Throughout November IQ Group is going to take a look at some of the issues we identified in 2015, and felt were important enough to comment on. In this week’s blog we take a look at the issue of member onboarding. In a year which saw checking super fund balances come to the iPhone have we seen a new approach to staying in front of members?
Here’s what Ron Mullins, Director – Business Development Network had to say.
Onboarding – the key to new member retention
Originally the term ‘onboarding’ described the process of helping new employees gain the necessary skills and behaviours to become effective in their new organisation. It now also resonates with superannuation funds as a process of familiarisation to members – through various channels such as print media, and technological and personal interactions. Where ever it is practised, onboarding shares retention as a key goal.
But retention in the fund arena isn’t being achieved at any convincing level. This is because primarily the onboarding process is not delivering an optimal member experience. It tends to be convoluted and often subject to fund definitions and requirements that even the fund has trouble interpreting.

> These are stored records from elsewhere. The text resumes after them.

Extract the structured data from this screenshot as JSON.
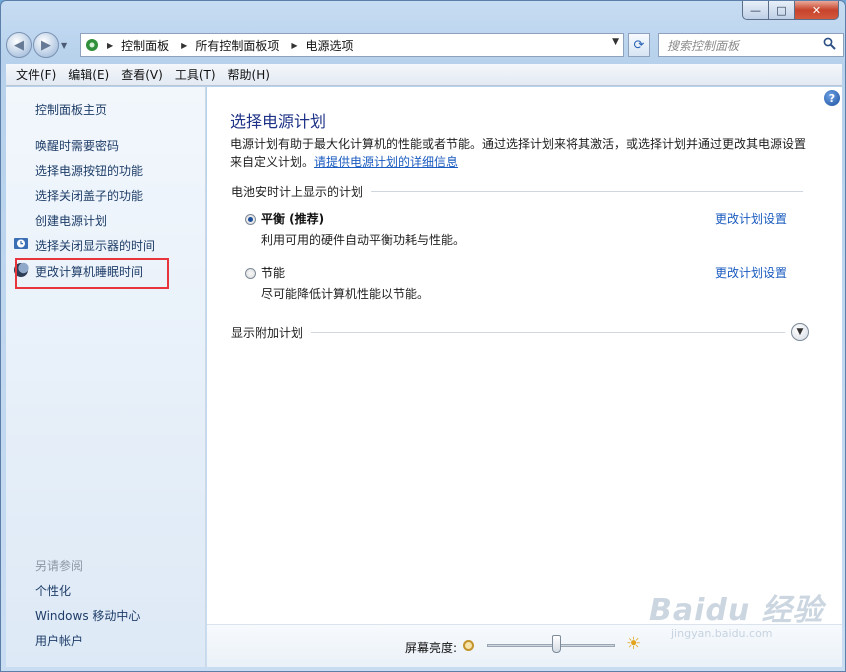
{
  "window": {
    "caption": {
      "minimize": "—",
      "maximize": "□",
      "close": "✕"
    }
  },
  "nav": {
    "back_glyph": "◀",
    "forward_glyph": "▶",
    "breadcrumbs": [
      "控制面板",
      "所有控制面板项",
      "电源选项"
    ],
    "search_placeholder": "搜索控制面板"
  },
  "menu": [
    "文件(F)",
    "编辑(E)",
    "查看(V)",
    "工具(T)",
    "帮助(H)"
  ],
  "sidebar": {
    "home": "控制面板主页",
    "links": [
      "唤醒时需要密码",
      "选择电源按钮的功能",
      "选择关闭盖子的功能",
      "创建电源计划",
      "选择关闭显示器的时间",
      "更改计算机睡眠时间"
    ],
    "see_also_title": "另请参阅",
    "see_also": [
      "个性化",
      "Windows 移动中心",
      "用户帐户"
    ]
  },
  "main": {
    "title": "选择电源计划",
    "intro": "电源计划有助于最大化计算机的性能或者节能。通过选择计划来将其激活，或选择计划并通过更改其电源设置来自定义计划。",
    "intro_link": "请提供电源计划的详细信息",
    "group_battery": "电池安时计上显示的计划",
    "plans": [
      {
        "name": "平衡 (推荐)",
        "desc": "利用可用的硬件自动平衡功耗与性能。",
        "link": "更改计划设置",
        "selected": true
      },
      {
        "name": "节能",
        "desc": "尽可能降低计算机性能以节能。",
        "link": "更改计划设置",
        "selected": false
      }
    ],
    "group_additional": "显示附加计划",
    "help_glyph": "?"
  },
  "bottom": {
    "brightness_label": "屏幕亮度:",
    "brightness_level": 0.54
  },
  "watermark": {
    "main": "Baidu 经验",
    "sub": "jingyan.baidu.com"
  },
  "colors": {
    "link": "#1a5bbf",
    "title": "#1e3287",
    "highlight": "#e8353b"
  }
}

The process is generally manual, intermittent and so distant from the initial customer contact that it carries little meaning for the potential member.
The problem is that ‘onboarding’ is being used in place of ‘new member’ processes. It continues to be used for merely setting up an account, sending out a welcome pack and the annual statement, and with perhaps some online facility. Onboarding fails to build the necessary engagement essential for commitment. It is aggravating the indifference that members may have towards superannuation funds. The bottom line is poor member retention rates, lower levels of commitment and limited account consolidation.

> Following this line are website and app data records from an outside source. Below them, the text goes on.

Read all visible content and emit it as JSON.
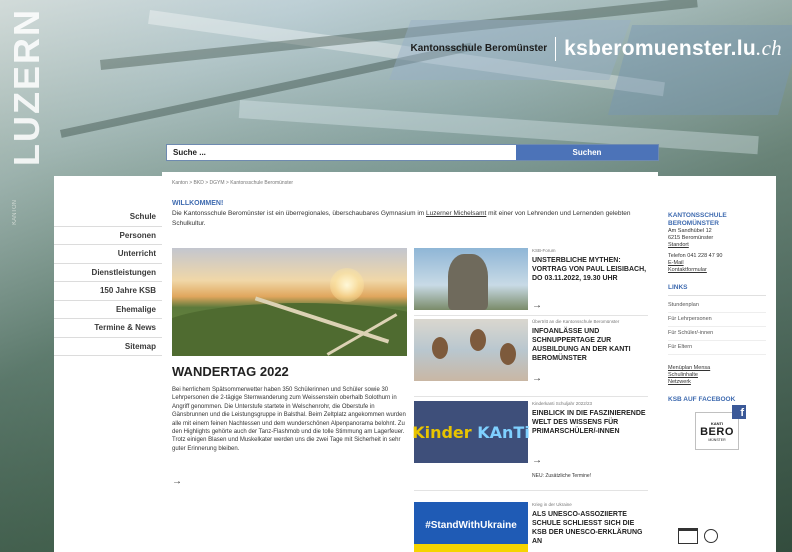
{
  "brand": {
    "vertical_logo": "LUZERN",
    "vertical_small": "KANTON",
    "school_name": "Kantonsschule Beromünster",
    "domain_main": "ksberomuenster.lu",
    "domain_suffix": ".ch"
  },
  "search": {
    "placeholder": "Suche ...",
    "button_label": "Suchen"
  },
  "leftnav": {
    "items": [
      {
        "label": "Schule"
      },
      {
        "label": "Personen"
      },
      {
        "label": "Unterricht"
      },
      {
        "label": "Dienstleistungen"
      },
      {
        "label": "150 Jahre KSB"
      },
      {
        "label": "Ehemalige"
      },
      {
        "label": "Termine & News"
      },
      {
        "label": "Sitemap"
      }
    ]
  },
  "main": {
    "breadcrumb": "Kanton  >  BKD  >  DGYM  >  Kantonsschule Beromünster",
    "welcome_heading": "WILLKOMMEN!",
    "welcome_text_before": "Die Kantonsschule Beromünster ist ein überregionales, überschaubares Gymnasium im ",
    "welcome_link": "Luzerner Michelsamt",
    "welcome_text_after": " mit einer von Lehrenden und Lernenden gelebten Schulkultur.",
    "lead_title": "WANDERTAG 2022",
    "lead_text": "Bei herrlichem Spätsommerwetter haben 350 Schülerinnen und Schüler sowie 30 Lehrpersonen die 2-tägige Sternwanderung zum Weissenstein oberhalb Solothurn in Angriff genommen. Die Unterstufe startete in Welschenrohr, die Oberstufe in Gänsbrunnen und die Leistungsgruppe in Balsthal. Beim Zeltplatz angekommen wurden alle mit einem feinen Nachtessen und dem wunderschönen Alpenpanorama belohnt. Zu den Highlights gehörte auch der Tanz-Flashmob und die tolle Stimmung am Lagerfeuer. Trotz einigen Blasen und Muskelkater werden uns die zwei Tage mit Sicherheit in sehr guter Erinnerung bleiben.",
    "arrow": "→"
  },
  "news": [
    {
      "meta": "KSB-Forum",
      "title": "UNSTERBLICHE MYTHEN: VORTRAG VON PAUL LEISIBACH, DO 03.11.2022, 19.30 UHR",
      "arrow": "→"
    },
    {
      "meta": "Übertritt an die Kantonsschule Beromünster",
      "title": "INFOANLÄSSE UND SCHNUPPERTAGE ZUR AUSBILDUNG AN DER KANTI BEROMÜNSTER",
      "arrow": "→"
    },
    {
      "meta": "Kinderkanti Schuljahr 2022/23",
      "title": "EINBLICK IN DIE FASZINIERENDE WELT DES WISSENS FÜR PRIMARSCHÜLER/-INNEN",
      "arrow": "→",
      "note": "NEU: Zusätzliche Termine!",
      "thumb_text_a": "Kinder",
      "thumb_text_b": "KAnTi"
    },
    {
      "meta": "Krieg in der Ukraine",
      "title": "ALS UNESCO-ASSOZIIERTE SCHULE SCHLIESST SICH DIE KSB DER UNESCO-ERKLÄRUNG AN",
      "arrow": "→",
      "thumb_text": "#StandWithUkraine"
    }
  ],
  "rightbar": {
    "contact_heading": "KANTONSSCHULE BEROMÜNSTER",
    "address1": "Am Sandhübel 12",
    "address2": "6215 Beromünster",
    "standort": "Standort",
    "phone": "Telefon 041 228 47 90",
    "email": "E-Mail",
    "contact_form": "Kontaktformular",
    "links_heading": "LINKS",
    "links": [
      "Stundenplan",
      "Für Lehrpersonen",
      "Für Schüler/-innen",
      "Für Eltern"
    ],
    "links2": [
      "Menüplan Mensa",
      "Schulinhalte",
      "Netzwerk"
    ],
    "facebook_heading": "KSB AUF FACEBOOK",
    "fb_logo_top": "KANTI",
    "fb_logo_main": "BERO",
    "fb_logo_bottom": "MÜNSTER",
    "fb_icon": "f"
  },
  "colors": {
    "accent_blue": "#3f6bb0",
    "search_button": "#4c73b8"
  }
}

Let’s look at a fund example where 12,500 new accounts are created each month. A percentage of those will be cancelled due to any number of factors: contributions never being received; the account being set up in error by an employer; account duplicated due to poor data; or a member choice.
If that cancellation rate is 13 percent – in addition to not engaging members or gaining their long term commitment, the simple economics of this situation is costing the fund hundreds of thousands of dollars each year. Using conservative estimates, the annual cost of chasing up these errors will exceed $1m. If you can achieve a 20 percent reduction in the error factor alone, you have the capacity to save $200k per annum. How do you do this? The answer is: improved employers processes, data validations and member identity checking.
Typically, employee onboarding continues until the new recruit has gained the necessary skills and behaviours and becomes effective. They then transition into the standard performance management. To be effective in a superannuation environment, onboarding cannot be a one off, set and forget activity. It must become a service culture that underpins the entire membership lifecycle. Onboarding must be designed from the members’ perspective – to ensure they are provided with the skills, knowledge and behaviours to be effective in retirement. The three critical elements of engagement, interaction and trust must be present for ongoing commitment and retention.
There is a hierarchy for these elements. Engagement accumulates from the initial experience. Trust and commitment develop with the ongoing experience – from interactions that are regular and meaningful. Members will then be able to confidently consolidate – recognising, of course, that factors such as fund benefits and features will also play a significant role in member motivation.
A member may still commit and decide to consolidate, but without engagement and/or trust, retention is unlikely.
Engagement, commitment and trust – all elements of customer retention – are a fine balancing act for funds to achieve.